About 60% of these projects have already started pumping. Included in such projects are new drilling wells in the Canadian wilderness and the huge North Filed gaswells in Qatar, the biggest carbon bomb in the world. The US is the leading source of potential emissions, with 22 carbon bombs with the potential to emit 140bn tonnes of CO2, almost four times more than the entire world emits each year. Meanwhile, government subsidies for these fossil fuel companies continue to flow.
Rather than keeping fossil fuels in the ground, these projects will drive the fuel to the surface and blow the lid off any cap on carbon emissions. It is critical that these bombs be diffused.
Some further ideas to explore on Carbon Bombs:
Where is the carbon bomb nearest to where you live?
Have there been any protests against the project. If not, why not?
How many carbon bombs are there that are being financed by companies headquartered in the EU?

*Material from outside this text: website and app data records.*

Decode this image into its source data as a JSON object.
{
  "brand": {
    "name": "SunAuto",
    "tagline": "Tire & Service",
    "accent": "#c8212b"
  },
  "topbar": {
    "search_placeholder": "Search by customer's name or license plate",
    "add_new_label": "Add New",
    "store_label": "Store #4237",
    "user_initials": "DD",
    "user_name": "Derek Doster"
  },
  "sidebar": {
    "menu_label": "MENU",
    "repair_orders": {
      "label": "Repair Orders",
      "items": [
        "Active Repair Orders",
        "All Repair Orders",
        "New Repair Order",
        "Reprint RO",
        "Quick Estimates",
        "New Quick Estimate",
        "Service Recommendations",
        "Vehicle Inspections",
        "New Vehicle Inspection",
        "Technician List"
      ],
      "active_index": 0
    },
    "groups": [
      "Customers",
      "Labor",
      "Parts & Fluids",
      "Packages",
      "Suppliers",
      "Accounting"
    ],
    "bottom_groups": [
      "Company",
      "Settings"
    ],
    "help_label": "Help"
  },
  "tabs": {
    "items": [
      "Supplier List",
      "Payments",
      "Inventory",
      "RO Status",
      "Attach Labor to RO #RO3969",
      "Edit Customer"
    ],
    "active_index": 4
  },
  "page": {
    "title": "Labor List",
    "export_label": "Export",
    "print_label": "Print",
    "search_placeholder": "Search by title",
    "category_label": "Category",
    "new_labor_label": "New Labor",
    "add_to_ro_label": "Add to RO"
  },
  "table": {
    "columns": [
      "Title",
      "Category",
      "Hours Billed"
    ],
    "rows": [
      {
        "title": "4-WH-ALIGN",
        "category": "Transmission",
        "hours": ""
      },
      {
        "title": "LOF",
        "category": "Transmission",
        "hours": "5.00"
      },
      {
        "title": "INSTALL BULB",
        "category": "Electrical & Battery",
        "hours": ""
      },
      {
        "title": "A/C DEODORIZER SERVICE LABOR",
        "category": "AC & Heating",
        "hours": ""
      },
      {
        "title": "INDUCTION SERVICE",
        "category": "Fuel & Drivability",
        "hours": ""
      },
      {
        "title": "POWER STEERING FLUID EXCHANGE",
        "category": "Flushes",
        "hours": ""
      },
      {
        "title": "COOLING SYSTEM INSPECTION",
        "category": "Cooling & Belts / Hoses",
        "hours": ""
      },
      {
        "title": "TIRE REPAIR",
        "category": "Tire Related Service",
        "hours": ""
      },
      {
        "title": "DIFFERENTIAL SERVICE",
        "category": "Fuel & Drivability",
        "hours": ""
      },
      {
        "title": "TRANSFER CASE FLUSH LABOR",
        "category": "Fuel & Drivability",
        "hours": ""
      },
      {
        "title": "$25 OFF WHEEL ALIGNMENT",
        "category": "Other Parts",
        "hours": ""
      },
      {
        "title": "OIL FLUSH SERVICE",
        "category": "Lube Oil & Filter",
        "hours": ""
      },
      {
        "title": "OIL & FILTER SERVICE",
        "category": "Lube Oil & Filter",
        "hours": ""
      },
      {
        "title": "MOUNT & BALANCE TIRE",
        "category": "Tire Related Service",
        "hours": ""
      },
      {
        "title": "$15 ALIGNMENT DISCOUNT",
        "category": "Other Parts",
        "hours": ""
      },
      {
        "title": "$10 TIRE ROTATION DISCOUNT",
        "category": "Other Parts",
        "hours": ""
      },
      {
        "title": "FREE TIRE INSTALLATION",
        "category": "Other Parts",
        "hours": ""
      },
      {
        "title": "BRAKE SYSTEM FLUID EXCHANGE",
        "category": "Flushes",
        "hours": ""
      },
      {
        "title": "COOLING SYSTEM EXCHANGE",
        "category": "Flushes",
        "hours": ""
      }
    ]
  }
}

Are there any lawsuits that have been filed to stop these bombs? If not, are there any legal claims that could be filed to protest them?
Damian Carrington and Matthew Taylor, “Revealed: the ‘carbon bombs’ set to trigger catastrophic climate breakdown,” The Guardian (11 May 2022). bit.ly/3vc2pgD
Kjell Kuhne, Nils Bartsch, Ryan Driskell Tate, Julia Higson, and Andre Habet, “Carbon Bombs” – Mapping key fossil fuel projects,” Energy Policy (July 2022). bit.ly/3RYMjQX
“Carbon Bombs,” Leave fossil fuels in the ground (LINGO). bit.ly/3J1h97w